My mom always found us hand-me-downs to wear and when she could, she made us beautiful clothes. And being the clothes horse that I am, she always made sure I had some nice little things, even if it was a fancy, frilly, ruffled white slip. We ate homemade lunches and I never had name-brand things (other than the Stride Rite shoes that they replaced when I wore straight through the soles happily skipping to school). My childhood was happy and I didn't really miss a big color TV. Mr. Rogers was just as comforting when viewed on a tiny black and white set.
One Christmas, my parents decided that they wanted to teach us a lesson about giving. They were always very generous with presents for us, but they wanted us to see that Christmas was about more than toys and consumption and getting, getting, getting. They decided to take the money they would have spent on a live Christmas tree that we usually had (one of their splurges, I think now) and donate the money. I don't remember who they donated it to, but it was someone worthy. Our Christmas tree that year was made out of crepe paper stretched over a triangular frame. Very third grade art project and it was beautiful. I remember how the lights looked shining through the translucent crepe paper.
I remember my mother in the kitchen and presiding over a table full of loud and happy children. I remember all the guests we used to have, even though it must have been a financial strain to be feeding so many extra people. I remember the Bible studies they hosted and the happy sounds of laughter and singing. My mother taught me that the value of what is in your home is not in the objects, but in the people you fill it with and the love that spills out of it.
I hope that I have taken that with me as I have left my mother's house. I hope that I am able to be gracious with plenty and with very, very little.
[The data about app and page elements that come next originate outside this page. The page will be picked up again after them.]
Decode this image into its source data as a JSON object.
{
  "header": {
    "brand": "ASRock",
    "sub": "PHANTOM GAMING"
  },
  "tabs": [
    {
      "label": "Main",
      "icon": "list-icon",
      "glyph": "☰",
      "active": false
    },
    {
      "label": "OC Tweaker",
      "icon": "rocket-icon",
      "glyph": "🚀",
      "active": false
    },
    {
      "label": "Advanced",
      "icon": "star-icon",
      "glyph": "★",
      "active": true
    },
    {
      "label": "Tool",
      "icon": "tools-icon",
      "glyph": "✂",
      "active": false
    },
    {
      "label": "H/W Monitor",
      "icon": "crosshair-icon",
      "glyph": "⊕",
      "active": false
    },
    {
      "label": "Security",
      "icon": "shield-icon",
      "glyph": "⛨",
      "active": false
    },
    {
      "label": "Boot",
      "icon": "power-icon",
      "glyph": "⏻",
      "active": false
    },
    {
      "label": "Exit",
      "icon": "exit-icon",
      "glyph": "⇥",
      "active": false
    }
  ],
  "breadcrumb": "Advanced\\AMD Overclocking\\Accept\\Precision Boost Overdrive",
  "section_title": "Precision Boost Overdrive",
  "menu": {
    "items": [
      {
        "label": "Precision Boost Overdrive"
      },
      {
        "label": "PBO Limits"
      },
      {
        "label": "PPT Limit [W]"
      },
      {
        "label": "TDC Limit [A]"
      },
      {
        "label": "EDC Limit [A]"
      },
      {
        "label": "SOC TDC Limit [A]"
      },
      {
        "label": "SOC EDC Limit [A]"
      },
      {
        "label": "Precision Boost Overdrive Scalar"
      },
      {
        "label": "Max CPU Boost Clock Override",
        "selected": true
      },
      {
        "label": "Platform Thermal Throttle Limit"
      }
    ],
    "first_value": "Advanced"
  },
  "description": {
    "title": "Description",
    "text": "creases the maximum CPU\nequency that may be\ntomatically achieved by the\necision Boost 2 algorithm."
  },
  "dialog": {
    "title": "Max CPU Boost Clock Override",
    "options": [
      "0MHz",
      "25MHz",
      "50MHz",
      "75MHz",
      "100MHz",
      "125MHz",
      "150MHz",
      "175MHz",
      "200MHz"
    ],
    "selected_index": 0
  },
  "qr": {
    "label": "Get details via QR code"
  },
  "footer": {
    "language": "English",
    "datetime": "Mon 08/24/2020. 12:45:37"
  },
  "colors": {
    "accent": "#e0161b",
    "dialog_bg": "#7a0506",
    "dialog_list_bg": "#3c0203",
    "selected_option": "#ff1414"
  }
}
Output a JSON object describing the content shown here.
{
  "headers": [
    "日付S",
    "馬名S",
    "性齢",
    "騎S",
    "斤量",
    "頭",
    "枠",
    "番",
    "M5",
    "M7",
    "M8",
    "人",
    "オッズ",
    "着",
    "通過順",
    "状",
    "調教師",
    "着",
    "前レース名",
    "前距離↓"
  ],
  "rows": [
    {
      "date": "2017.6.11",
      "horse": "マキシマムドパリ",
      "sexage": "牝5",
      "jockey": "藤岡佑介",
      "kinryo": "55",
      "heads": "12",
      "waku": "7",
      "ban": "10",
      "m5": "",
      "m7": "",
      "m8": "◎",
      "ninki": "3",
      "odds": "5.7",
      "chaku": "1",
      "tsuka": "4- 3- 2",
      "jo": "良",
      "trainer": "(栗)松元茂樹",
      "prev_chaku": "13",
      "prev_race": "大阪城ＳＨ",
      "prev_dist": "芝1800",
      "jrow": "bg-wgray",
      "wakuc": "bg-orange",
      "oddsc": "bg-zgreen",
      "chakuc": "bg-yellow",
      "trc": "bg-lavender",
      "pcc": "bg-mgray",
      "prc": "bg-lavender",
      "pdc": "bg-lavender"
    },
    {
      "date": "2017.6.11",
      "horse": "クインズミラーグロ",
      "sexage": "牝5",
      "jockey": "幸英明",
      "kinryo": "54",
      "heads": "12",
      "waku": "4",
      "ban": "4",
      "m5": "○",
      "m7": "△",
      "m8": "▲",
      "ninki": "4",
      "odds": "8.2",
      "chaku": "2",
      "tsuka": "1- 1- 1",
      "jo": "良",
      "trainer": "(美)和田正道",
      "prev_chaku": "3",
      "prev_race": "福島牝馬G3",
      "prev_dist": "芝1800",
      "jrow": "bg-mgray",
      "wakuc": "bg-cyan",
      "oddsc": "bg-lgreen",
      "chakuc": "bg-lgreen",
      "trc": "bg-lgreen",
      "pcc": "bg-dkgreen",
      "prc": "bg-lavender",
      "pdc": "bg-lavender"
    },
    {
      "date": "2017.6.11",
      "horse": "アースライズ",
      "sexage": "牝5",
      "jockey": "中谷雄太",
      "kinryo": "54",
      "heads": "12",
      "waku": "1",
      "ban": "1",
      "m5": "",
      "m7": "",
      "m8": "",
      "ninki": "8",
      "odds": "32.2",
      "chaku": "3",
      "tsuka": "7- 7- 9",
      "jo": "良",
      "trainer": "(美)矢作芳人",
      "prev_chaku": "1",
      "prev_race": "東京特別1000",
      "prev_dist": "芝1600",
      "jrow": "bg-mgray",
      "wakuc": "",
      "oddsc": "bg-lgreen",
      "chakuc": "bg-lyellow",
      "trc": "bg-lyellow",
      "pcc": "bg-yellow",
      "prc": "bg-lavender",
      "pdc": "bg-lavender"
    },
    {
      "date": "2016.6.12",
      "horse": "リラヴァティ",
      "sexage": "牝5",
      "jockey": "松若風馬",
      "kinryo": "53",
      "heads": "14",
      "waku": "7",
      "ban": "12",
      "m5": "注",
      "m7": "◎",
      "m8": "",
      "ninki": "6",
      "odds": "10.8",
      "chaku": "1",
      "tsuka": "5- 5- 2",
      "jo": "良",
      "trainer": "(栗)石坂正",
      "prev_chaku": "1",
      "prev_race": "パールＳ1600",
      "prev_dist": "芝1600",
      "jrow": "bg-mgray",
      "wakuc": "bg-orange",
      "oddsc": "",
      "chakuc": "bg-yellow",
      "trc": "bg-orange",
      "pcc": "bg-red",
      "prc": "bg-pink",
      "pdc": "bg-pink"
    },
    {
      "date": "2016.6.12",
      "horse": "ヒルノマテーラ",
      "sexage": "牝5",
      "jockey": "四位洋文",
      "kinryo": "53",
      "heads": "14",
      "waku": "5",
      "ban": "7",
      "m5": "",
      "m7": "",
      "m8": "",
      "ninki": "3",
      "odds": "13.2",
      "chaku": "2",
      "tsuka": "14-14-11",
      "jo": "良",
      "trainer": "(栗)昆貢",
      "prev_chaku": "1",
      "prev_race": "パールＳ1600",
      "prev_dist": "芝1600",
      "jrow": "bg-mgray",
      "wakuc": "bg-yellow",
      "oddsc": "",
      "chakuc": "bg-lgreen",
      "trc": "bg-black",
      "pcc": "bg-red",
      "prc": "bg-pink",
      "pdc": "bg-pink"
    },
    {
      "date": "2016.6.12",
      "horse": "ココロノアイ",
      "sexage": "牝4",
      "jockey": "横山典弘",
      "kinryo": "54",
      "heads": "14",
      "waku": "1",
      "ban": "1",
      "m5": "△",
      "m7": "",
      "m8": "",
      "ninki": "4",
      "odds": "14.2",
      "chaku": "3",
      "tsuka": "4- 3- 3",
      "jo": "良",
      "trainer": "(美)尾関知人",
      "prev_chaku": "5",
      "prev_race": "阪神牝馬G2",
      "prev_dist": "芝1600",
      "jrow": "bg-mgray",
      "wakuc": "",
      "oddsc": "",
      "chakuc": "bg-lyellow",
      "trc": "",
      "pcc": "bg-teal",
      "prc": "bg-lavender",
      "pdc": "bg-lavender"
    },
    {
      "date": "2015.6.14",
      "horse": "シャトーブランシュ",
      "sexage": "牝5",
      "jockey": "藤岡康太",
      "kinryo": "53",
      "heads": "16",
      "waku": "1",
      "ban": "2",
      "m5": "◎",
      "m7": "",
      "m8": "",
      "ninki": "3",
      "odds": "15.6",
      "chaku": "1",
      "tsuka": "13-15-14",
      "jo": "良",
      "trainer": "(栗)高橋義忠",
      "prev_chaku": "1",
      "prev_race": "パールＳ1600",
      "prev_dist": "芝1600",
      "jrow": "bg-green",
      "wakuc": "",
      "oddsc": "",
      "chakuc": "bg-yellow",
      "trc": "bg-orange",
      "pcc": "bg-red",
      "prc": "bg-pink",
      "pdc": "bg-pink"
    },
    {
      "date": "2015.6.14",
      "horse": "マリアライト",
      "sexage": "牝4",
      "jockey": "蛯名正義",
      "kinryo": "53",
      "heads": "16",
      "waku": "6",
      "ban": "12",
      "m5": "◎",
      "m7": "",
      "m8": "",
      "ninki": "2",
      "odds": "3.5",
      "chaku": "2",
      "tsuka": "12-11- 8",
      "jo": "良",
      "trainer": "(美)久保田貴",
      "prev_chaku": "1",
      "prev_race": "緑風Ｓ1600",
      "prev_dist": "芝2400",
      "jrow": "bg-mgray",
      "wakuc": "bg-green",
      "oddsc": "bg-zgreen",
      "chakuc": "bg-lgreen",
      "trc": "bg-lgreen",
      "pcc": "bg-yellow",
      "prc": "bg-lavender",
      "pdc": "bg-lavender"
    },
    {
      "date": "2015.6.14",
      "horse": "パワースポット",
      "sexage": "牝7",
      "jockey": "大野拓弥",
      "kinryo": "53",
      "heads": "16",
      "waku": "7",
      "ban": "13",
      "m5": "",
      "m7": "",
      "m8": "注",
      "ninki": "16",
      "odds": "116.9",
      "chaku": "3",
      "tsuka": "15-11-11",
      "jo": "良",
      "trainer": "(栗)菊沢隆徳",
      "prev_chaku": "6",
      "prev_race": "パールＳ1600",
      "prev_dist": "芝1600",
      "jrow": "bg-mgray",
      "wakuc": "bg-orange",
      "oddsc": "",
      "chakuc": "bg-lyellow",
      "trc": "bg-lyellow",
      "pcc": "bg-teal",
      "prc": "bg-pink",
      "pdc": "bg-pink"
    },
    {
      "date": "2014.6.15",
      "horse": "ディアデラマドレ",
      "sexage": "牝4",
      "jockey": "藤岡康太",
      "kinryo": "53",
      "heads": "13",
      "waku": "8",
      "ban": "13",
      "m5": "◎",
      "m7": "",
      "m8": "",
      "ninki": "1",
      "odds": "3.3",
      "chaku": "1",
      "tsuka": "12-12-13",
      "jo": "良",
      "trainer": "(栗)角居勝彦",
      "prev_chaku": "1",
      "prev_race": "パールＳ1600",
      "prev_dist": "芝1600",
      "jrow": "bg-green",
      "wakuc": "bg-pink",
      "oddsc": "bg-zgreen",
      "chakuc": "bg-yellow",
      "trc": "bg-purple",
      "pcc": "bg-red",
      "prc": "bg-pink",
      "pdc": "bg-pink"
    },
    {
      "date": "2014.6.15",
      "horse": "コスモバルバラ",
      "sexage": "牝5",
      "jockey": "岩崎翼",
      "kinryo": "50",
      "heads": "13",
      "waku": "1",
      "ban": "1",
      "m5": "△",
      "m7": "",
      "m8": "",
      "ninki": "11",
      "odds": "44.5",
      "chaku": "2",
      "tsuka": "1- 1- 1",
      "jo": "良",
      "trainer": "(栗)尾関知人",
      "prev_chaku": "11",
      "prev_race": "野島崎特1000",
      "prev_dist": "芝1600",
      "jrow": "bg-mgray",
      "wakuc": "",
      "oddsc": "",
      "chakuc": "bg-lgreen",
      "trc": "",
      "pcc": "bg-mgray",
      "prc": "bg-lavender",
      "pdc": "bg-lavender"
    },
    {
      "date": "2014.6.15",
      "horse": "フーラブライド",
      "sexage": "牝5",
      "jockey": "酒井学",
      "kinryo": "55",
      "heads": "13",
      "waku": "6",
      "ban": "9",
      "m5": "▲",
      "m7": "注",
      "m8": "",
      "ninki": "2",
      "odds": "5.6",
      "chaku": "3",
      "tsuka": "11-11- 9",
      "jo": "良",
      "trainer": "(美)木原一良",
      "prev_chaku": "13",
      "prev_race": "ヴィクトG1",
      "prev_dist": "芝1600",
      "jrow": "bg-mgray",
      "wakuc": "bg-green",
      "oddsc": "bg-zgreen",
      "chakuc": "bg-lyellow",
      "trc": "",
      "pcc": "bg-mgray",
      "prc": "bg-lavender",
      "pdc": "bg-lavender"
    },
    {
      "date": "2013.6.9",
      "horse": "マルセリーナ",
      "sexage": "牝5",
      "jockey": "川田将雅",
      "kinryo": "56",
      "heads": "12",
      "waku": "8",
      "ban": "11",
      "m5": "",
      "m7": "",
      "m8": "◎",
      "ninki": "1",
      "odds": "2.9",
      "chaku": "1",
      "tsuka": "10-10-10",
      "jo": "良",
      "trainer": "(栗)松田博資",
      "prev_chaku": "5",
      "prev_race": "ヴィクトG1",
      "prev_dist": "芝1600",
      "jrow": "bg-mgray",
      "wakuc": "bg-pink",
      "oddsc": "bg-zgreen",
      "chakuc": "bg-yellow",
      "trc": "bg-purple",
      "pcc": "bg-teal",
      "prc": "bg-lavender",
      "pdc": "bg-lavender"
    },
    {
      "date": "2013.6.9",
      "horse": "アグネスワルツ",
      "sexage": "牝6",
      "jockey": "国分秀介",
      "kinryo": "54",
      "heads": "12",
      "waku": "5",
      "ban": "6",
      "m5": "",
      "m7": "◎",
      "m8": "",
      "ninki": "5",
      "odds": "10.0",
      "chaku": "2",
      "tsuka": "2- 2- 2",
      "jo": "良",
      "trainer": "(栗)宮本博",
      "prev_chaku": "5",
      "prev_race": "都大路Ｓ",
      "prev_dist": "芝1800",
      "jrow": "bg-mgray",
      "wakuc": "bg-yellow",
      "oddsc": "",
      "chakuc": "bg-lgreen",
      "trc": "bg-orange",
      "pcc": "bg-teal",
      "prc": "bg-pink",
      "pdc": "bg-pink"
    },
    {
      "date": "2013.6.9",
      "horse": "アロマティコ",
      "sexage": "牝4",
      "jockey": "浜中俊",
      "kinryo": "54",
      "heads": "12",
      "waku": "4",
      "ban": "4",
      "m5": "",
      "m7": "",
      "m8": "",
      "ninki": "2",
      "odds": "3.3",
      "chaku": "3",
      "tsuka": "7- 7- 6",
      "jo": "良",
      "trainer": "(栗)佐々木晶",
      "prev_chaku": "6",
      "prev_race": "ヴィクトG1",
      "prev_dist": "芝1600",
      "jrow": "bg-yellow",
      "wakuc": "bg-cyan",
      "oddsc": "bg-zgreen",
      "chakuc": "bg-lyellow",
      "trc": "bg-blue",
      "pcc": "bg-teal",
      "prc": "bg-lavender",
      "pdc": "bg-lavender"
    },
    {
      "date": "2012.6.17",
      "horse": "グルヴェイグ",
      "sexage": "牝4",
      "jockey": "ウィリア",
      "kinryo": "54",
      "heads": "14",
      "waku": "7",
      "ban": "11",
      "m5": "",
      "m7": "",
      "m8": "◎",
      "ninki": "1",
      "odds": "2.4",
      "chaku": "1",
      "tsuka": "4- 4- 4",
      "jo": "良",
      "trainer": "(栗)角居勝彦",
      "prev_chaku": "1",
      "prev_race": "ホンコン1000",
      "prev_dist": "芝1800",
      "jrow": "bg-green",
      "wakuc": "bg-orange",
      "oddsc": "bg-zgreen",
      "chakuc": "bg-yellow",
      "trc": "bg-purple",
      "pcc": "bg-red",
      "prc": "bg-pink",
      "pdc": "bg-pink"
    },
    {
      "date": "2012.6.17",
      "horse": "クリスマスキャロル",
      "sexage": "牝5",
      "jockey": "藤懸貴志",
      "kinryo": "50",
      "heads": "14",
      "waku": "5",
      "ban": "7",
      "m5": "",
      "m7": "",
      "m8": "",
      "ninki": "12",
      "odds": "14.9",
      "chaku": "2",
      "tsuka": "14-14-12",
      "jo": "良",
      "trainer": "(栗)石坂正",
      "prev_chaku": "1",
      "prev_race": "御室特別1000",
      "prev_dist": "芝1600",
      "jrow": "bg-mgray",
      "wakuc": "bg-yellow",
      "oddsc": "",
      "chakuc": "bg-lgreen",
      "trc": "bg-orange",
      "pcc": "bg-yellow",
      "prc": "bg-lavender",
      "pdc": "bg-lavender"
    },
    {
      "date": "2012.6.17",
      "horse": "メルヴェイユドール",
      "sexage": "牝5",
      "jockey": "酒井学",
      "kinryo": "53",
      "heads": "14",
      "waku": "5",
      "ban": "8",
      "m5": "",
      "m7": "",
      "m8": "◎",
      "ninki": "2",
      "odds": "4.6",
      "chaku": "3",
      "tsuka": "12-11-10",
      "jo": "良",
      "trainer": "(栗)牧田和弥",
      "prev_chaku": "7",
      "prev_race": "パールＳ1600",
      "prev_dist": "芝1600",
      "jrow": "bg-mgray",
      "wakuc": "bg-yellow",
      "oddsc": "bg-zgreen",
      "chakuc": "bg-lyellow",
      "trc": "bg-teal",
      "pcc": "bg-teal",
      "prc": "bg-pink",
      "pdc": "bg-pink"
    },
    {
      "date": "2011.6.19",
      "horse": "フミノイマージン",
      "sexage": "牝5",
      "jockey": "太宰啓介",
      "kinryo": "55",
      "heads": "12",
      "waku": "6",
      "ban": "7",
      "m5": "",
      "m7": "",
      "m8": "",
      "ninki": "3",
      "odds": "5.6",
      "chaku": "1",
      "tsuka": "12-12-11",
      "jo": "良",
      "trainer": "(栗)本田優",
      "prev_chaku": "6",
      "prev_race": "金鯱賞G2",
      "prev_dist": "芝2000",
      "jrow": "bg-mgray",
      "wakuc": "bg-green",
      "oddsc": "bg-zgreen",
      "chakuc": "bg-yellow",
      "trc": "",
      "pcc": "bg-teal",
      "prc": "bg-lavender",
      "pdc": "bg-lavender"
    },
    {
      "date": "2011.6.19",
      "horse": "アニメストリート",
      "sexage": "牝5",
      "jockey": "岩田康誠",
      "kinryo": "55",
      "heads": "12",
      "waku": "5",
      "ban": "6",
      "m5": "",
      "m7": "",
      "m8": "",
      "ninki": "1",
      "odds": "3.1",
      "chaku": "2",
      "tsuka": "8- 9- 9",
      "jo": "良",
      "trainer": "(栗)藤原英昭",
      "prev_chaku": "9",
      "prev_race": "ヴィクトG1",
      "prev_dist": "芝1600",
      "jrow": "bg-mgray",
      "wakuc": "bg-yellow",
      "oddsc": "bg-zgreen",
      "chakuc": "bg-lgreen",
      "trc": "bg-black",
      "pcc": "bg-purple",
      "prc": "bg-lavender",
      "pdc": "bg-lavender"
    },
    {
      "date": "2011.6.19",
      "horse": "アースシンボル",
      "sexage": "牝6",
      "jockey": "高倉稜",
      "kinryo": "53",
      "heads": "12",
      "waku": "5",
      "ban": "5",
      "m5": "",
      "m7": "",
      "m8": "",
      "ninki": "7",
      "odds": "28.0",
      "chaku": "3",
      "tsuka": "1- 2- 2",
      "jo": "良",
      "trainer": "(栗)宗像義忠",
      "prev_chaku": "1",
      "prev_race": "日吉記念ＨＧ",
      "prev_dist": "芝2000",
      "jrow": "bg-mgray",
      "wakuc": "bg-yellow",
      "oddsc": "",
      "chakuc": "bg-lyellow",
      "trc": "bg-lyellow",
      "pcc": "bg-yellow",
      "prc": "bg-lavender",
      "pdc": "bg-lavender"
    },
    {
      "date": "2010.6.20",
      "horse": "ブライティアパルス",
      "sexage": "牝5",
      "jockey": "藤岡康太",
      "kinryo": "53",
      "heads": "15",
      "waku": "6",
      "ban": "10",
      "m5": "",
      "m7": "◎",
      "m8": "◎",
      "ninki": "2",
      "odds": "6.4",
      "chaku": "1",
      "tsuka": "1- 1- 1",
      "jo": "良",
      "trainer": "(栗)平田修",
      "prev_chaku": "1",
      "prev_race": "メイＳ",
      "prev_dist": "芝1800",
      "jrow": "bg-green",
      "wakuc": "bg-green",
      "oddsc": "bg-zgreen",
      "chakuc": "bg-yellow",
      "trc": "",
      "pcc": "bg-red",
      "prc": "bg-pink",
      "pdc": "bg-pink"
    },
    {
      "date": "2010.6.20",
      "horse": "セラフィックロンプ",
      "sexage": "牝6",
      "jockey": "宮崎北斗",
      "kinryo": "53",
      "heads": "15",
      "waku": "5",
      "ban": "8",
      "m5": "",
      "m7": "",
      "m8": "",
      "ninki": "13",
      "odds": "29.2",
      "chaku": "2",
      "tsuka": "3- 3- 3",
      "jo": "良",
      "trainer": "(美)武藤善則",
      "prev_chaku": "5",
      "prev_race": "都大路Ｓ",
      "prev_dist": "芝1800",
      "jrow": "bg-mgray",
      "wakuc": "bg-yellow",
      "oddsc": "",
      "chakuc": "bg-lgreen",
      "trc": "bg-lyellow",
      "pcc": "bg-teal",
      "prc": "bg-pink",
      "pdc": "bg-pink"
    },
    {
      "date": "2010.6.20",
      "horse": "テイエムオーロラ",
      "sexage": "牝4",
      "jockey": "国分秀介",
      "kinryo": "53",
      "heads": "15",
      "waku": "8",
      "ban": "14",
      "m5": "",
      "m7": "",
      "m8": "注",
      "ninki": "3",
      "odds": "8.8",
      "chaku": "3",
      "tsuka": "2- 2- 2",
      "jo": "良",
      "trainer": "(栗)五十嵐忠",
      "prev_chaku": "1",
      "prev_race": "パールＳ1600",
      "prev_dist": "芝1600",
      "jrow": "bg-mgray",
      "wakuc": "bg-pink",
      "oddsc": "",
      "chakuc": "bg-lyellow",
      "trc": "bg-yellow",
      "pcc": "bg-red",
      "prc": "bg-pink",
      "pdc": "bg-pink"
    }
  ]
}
I hope that I am always able to share every last morsel I have with those I love. Generosity is admirable, but I see how much it must have cost my mother and I am even more appreciative. It wasn't that she told us, but she showed us that food is better when shared. A treat is that much more special when divided among people you love. Gobbling down the only Snickers will guarantee it will stick in your throat, but it will taste better if you have a tiny sliver knowing that everyone has a bit as well. I tend to be a hoarder and a gobbler and selfish by nature, but I often am reminded of the spirit that my mother has always had to share whatever, whenever, no matter what. I would be honored to be half as generous as she has always been. Love isn't something you feel so much as something you do. I am grateful for my mother's example and for being a recipient of that generous love.
My mom and I in 1986 with my most prized possession-- the most recent copy of Seventeen magazine. She was raising four kids and had just gone back to grad school and I prized these moments together. Remind me if I ever have kids, that this is what's important.